Dataset rows describing interfaces
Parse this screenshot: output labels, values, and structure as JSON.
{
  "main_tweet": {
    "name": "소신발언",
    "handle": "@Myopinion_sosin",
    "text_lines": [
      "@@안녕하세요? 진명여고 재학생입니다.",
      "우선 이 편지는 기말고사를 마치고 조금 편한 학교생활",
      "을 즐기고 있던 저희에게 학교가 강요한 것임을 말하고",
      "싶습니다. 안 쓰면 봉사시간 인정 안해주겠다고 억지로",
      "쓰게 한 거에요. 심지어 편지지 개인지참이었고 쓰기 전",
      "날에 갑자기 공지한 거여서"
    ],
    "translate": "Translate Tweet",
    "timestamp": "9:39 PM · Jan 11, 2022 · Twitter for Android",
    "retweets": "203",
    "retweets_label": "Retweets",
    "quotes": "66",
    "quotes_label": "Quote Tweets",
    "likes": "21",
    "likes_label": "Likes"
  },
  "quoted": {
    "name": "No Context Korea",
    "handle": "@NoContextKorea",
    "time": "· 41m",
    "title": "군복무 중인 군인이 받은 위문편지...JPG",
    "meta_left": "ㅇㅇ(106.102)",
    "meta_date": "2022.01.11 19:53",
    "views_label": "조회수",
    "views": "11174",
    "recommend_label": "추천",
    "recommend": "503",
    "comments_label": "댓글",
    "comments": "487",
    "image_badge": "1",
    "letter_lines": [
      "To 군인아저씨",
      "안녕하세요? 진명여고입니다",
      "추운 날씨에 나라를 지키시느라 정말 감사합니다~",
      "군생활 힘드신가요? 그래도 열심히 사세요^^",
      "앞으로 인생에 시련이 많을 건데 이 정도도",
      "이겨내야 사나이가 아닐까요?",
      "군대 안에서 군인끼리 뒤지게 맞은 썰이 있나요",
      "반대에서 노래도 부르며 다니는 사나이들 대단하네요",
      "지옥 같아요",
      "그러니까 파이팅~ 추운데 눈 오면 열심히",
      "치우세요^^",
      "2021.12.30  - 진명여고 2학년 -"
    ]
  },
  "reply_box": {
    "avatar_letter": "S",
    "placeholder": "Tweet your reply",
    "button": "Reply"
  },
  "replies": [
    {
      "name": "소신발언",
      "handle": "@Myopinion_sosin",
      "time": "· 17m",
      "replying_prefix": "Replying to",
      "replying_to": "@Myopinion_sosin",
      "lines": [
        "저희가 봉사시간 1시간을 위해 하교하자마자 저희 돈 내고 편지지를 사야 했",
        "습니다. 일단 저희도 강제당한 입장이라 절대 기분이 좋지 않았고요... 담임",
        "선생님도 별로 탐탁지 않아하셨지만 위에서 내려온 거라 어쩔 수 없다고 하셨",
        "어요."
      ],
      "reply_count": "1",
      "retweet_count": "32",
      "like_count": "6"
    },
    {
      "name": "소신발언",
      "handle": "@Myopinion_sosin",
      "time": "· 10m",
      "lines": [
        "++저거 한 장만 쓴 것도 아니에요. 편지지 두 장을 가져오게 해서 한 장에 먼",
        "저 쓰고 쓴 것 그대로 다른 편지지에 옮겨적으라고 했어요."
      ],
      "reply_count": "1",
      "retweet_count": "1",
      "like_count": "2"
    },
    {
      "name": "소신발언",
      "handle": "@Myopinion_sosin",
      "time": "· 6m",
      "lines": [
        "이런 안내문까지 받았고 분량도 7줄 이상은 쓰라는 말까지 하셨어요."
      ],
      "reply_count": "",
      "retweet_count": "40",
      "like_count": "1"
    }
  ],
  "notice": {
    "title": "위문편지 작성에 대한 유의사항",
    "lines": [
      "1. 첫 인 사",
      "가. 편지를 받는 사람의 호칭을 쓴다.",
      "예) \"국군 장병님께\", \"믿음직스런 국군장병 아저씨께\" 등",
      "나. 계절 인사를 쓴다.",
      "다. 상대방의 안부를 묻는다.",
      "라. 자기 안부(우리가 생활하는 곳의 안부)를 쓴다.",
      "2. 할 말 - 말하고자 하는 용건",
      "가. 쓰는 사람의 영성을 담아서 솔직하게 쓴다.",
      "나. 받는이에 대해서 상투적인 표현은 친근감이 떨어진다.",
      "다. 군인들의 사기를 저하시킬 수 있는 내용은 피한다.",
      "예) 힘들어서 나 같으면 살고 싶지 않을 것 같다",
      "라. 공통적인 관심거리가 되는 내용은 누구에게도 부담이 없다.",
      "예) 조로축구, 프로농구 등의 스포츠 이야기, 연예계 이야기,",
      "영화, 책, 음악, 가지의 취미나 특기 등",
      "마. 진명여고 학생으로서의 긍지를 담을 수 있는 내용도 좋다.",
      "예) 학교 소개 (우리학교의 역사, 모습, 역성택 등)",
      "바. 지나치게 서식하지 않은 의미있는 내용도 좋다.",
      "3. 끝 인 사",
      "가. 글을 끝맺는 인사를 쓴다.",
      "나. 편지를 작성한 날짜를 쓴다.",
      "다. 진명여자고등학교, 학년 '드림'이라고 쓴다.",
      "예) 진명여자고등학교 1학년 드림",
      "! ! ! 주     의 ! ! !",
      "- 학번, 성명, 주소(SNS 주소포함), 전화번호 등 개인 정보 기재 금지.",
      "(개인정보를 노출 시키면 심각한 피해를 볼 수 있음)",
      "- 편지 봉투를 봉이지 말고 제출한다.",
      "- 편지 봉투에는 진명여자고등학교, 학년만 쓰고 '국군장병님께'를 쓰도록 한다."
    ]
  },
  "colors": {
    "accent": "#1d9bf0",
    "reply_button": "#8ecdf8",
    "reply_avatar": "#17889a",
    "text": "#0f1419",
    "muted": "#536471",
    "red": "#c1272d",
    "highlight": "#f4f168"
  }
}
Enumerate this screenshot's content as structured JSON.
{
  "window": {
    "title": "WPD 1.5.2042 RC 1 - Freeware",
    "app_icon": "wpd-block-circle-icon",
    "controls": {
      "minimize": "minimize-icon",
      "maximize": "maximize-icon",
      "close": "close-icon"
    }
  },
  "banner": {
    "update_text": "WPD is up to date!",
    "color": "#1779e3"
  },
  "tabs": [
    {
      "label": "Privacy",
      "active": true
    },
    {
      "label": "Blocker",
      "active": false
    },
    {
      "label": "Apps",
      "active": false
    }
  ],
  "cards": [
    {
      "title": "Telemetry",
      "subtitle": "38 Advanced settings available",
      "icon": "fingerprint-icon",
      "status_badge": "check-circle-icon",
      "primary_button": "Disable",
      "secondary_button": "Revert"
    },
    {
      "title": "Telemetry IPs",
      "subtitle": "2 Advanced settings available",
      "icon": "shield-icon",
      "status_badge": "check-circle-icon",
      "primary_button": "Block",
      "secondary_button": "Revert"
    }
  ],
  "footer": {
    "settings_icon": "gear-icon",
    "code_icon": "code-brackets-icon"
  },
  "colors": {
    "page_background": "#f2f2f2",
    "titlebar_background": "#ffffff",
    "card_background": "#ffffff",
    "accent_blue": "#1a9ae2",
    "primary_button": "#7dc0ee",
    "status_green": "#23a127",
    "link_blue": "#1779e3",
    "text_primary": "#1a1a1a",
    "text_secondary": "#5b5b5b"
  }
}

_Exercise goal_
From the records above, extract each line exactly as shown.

_Response to the exercise_
Parse this screenshot: output labels, values, and structure as JSON.
{
  "main_tweet": {
    "name": "소신발언",
    "handle": "@Myopinion_sosin",
    "text_lines": [
      "@@안녕하세요? 진명여고 재학생입니다.",
      "우선 이 편지는 기말고사를 마치고 조금 편한 학교생활",
      "을 즐기고 있던 저희에게 학교가 강요한 것임을 말하고",
      "싶습니다. 안 쓰면 봉사시간 인정 안해주겠다고 억지로",
      "쓰게 한 거에요. 심지어 편지지 개인지참이었고 쓰기 전",
      "날에 갑자기 공지한 거여서"
    ],
    "translate": "Translate Tweet",
    "timestamp": "9:39 PM · Jan 11, 2022 · Twitter for Android",
    "retweets": "203",
    "retweets_label": "Retweets",
    "quotes": "66",
    "quotes_label": "Quote Tweets",
    "likes": "21",
    "likes_label": "Likes"
  },
  "quoted": {
    "name": "No Context Korea",
    "handle": "@NoContextKorea",
    "time": "· 41m",
    "title": "군복무 중인 군인이 받은 위문편지...JPG",
    "meta_left": "ㅇㅇ(106.102)",
    "meta_date": "2022.01.11 19:53",
    "views_label": "조회수",
    "views": "11174",
    "recommend_label": "추천",
    "recommend": "503",
    "comments_label": "댓글",
    "comments": "487",
    "image_badge": "1",
    "letter_lines": [
      "To 군인아저씨",
      "안녕하세요? 진명여고입니다",
      "추운 날씨에 나라를 지키시느라 정말 감사합니다~",
      "군생활 힘드신가요? 그래도 열심히 사세요^^",
      "앞으로 인생에 시련이 많을 건데 이 정도도",
      "이겨내야 사나이가 아닐까요?",
      "군대 안에서 군인끼리 뒤지게 맞은 썰이 있나요",
      "반대에서 노래도 부르며 다니는 사나이들 대단하네요",
      "지옥 같아요",
      "그러니까 파이팅~ 추운데 눈 오면 열심히",
      "치우세요^^",
      "2021.12.30  - 진명여고 2학년 -"
    ]
  },
  "reply_box": {
    "avatar_letter": "S",
    "placeholder": "Tweet your reply",
    "button": "Reply"
  },
  "replies": [
    {
      "name": "소신발언",
      "handle": "@Myopinion_sosin",
      "time": "· 17m",
      "replying_prefix": "Replying to",
      "replying_to": "@Myopinion_sosin",
      "lines": [
        "저희가 봉사시간 1시간을 위해 하교하자마자 저희 돈 내고 편지지를 사야 했",
        "습니다. 일단 저희도 강제당한 입장이라 절대 기분이 좋지 않았고요... 담임",
        "선생님도 별로 탐탁지 않아하셨지만 위에서 내려온 거라 어쩔 수 없다고 하셨",
        "어요."
      ],
      "reply_count": "1",
      "retweet_count": "32",
      "like_count": "6"
    },
    {
      "name": "소신발언",
      "handle": "@Myopinion_sosin",
      "time": "· 10m",
      "lines": [
        "++저거 한 장만 쓴 것도 아니에요. 편지지 두 장을 가져오게 해서 한 장에 먼",
        "저 쓰고 쓴 것 그대로 다른 편지지에 옮겨적으라고 했어요."
      ],
      "reply_count": "1",
      "retweet_count": "1",
      "like_count": "2"
    },
    {
      "name": "소신발언",
      "handle": "@Myopinion_sosin",
      "time": "· 6m",
      "lines": [
        "이런 안내문까지 받았고 분량도 7줄 이상은 쓰라는 말까지 하셨어요."
      ],
      "reply_count": "",
      "retweet_count": "40",
      "like_count": "1"
    }
  ],
  "notice": {
    "title": "위문편지 작성에 대한 유의사항",
    "lines": [
      "1. 첫 인 사",
      "가. 편지를 받는 사람의 호칭을 쓴다.",
      "예) \"국군 장병님께\", \"믿음직스런 국군장병 아저씨께\" 등",
      "나. 계절 인사를 쓴다.",
      "다. 상대방의 안부를 묻는다.",
      "라. 자기 안부(우리가 생활하는 곳의 안부)를 쓴다.",
      "2. 할 말 - 말하고자 하는 용건",
      "가. 쓰는 사람의 영성을 담아서 솔직하게 쓴다.",
      "나. 받는이에 대해서 상투적인 표현은 친근감이 떨어진다.",
      "다. 군인들의 사기를 저하시킬 수 있는 내용은 피한다.",
      "예) 힘들어서 나 같으면 살고 싶지 않을 것 같다",
      "라. 공통적인 관심거리가 되는 내용은 누구에게도 부담이 없다.",
      "예) 조로축구, 프로농구 등의 스포츠 이야기, 연예계 이야기,",
      "영화, 책, 음악, 가지의 취미나 특기 등",
      "마. 진명여고 학생으로서의 긍지를 담을 수 있는 내용도 좋다.",
      "예) 학교 소개 (우리학교의 역사, 모습, 역성택 등)",
      "바. 지나치게 서식하지 않은 의미있는 내용도 좋다.",
      "3. 끝 인 사",
      "가. 글을 끝맺는 인사를 쓴다.",
      "나. 편지를 작성한 날짜를 쓴다.",
      "다. 진명여자고등학교, 학년 '드림'이라고 쓴다.",
      "예) 진명여자고등학교 1학년 드림",
      "! ! ! 주     의 ! ! !",
      "- 학번, 성명, 주소(SNS 주소포함), 전화번호 등 개인 정보 기재 금지.",
      "(개인정보를 노출 시키면 심각한 피해를 볼 수 있음)",
      "- 편지 봉투를 봉이지 말고 제출한다.",
      "- 편지 봉투에는 진명여자고등학교, 학년만 쓰고 '국군장병님께'를 쓰도록 한다."
    ]
  },
  "colors": {
    "accent": "#1d9bf0",
    "reply_button": "#8ecdf8",
    "reply_avatar": "#17889a",
    "text": "#0f1419",
    "muted": "#536471",
    "red": "#c1272d",
    "highlight": "#f4f168"
  }
}
Enumerate this screenshot's content as structured JSON.
{
  "window": {
    "title": "WPD 1.5.2042 RC 1 - Freeware",
    "app_icon": "wpd-block-circle-icon",
    "controls": {
      "minimize": "minimize-icon",
      "maximize": "maximize-icon",
      "close": "close-icon"
    }
  },
  "banner": {
    "update_text": "WPD is up to date!",
    "color": "#1779e3"
  },
  "tabs": [
    {
      "label": "Privacy",
      "active": true
    },
    {
      "label": "Blocker",
      "active": false
    },
    {
      "label": "Apps",
      "active": false
    }
  ],
  "cards": [
    {
      "title": "Telemetry",
      "subtitle": "38 Advanced settings available",
      "icon": "fingerprint-icon",
      "status_badge": "check-circle-icon",
      "primary_button": "Disable",
      "secondary_button": "Revert"
    },
    {
      "title": "Telemetry IPs",
      "subtitle": "2 Advanced settings available",
      "icon": "shield-icon",
      "status_badge": "check-circle-icon",
      "primary_button": "Block",
      "secondary_button": "Revert"
    }
  ],
  "footer": {
    "settings_icon": "gear-icon",
    "code_icon": "code-brackets-icon"
  },
  "colors": {
    "page_background": "#f2f2f2",
    "titlebar_background": "#ffffff",
    "card_background": "#ffffff",
    "accent_blue": "#1a9ae2",
    "primary_button": "#7dc0ee",
    "status_green": "#23a127",
    "link_blue": "#1779e3",
    "text_primary": "#1a1a1a",
    "text_secondary": "#5b5b5b"
  }
}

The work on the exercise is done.